Benny and Penny in the Big No-no

Benny and Penny in the Big No-no

Hardback Toon Books

By (author) Geoffrey Hayes, By (artist) Geoffrey Hayes

List price $15.59
You save $3.94 25% off

Free delivery worldwide
Dispatched in 2 business days
When will my order arrive?

Additional formats available

Paperback $4.98
  • Publisher: Toon Books
  • Format: Hardback | 34 pages
  • Dimensions: 155mm x 231mm x 10mm | 227g
  • Publication date: 1 May 2009
  • Publication City/Country: New York, NY
  • ISBN 10: 0979923891
  • ISBN 13: 9780979923890
  • Illustrations note: chiefly col. Illustrations
  • Sales rank: 234,330

Product description

"The Theodor Seuss Geisel Award Winner "In this Theodor Seuss Geisel Award Winner Benny and his sister Penny know it s wrong to sneak into someone else s backyard but their mysterious new neighbor or is it a monster? may be a thief. They go snooping and discover a lot about themselves and a new friend. Bestselling children s artist Geoffrey Hayes enchants early readers with his charming and subtle storytelling. In this lively caper, the artist s small-scale ice take on a large-scale issues with enormous comics mastery."

Other people who viewed this bought:

Showing items 1 to 10 of 10

Other books in this category

Showing items 1 to 11 of 11

Author information

Geoffrey Hayes has written and illustrated over forty children s books, including the extremely popular series of early readers "Otto and Uncle Tooth," the classic "Bear By Himself," and "When the Wind Blew" by Caldecott Medal-winning author Margaret Wise Brown."

Editorial reviews

When fractious mouse siblings Benny and Penny observe that a new neighbor has moved in next door, curiosity leads them into a big no-no: climbing the fence to see if perhaps the newcomer may have stolen Benny's missing pail. The neighbor has curious footprints; might it be a monster? Hayes psychologically develops the suburban jungle masterfully, with a keen understanding that, to the small child, next door is as exotic as Inner Mongolia. His sunny, detailed scenes tell the story in sequential panels, punctuated by the children's tearful outbursts, as stormy and temporary as summer showers.
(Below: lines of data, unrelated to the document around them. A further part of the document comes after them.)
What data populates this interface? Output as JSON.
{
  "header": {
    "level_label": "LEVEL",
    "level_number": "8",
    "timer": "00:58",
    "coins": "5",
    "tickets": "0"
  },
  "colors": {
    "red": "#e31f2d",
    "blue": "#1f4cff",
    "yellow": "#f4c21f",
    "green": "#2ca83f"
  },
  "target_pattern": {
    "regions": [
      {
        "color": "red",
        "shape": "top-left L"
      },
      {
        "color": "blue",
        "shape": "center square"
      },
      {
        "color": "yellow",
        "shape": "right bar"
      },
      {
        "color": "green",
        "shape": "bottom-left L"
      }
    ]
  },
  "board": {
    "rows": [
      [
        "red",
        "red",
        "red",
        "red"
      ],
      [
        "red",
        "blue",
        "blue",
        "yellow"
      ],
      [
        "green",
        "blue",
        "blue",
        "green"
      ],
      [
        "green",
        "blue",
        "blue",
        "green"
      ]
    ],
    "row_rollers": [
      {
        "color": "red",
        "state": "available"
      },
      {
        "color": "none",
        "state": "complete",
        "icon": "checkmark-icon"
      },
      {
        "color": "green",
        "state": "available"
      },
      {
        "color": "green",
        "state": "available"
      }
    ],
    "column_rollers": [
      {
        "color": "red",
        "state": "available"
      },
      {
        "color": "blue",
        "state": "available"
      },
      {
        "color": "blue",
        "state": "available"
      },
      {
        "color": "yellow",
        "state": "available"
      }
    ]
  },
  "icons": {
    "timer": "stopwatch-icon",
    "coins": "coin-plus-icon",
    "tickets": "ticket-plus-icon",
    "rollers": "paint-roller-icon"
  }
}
The illustrations provide just enough visual storytelling to allow emergent readers to focus on the dialogue, rendered in speech balloons, the standard vocabulary of preschoolers exactly in tune with readers' capabilities: "You can't just TAKE stuff," Benny says as he climbs; "Uh-oh! This [mud pie] on the end is all broken!" exclaims the neighbor monster. Benny and Penny make agreeable protagonists, all sibling-squabbling when they're on their own but uniting against the depredations of the "monster" and doing the right thing when it's called for. (Graphic early reader. 5-8) (Kirkus Reviews)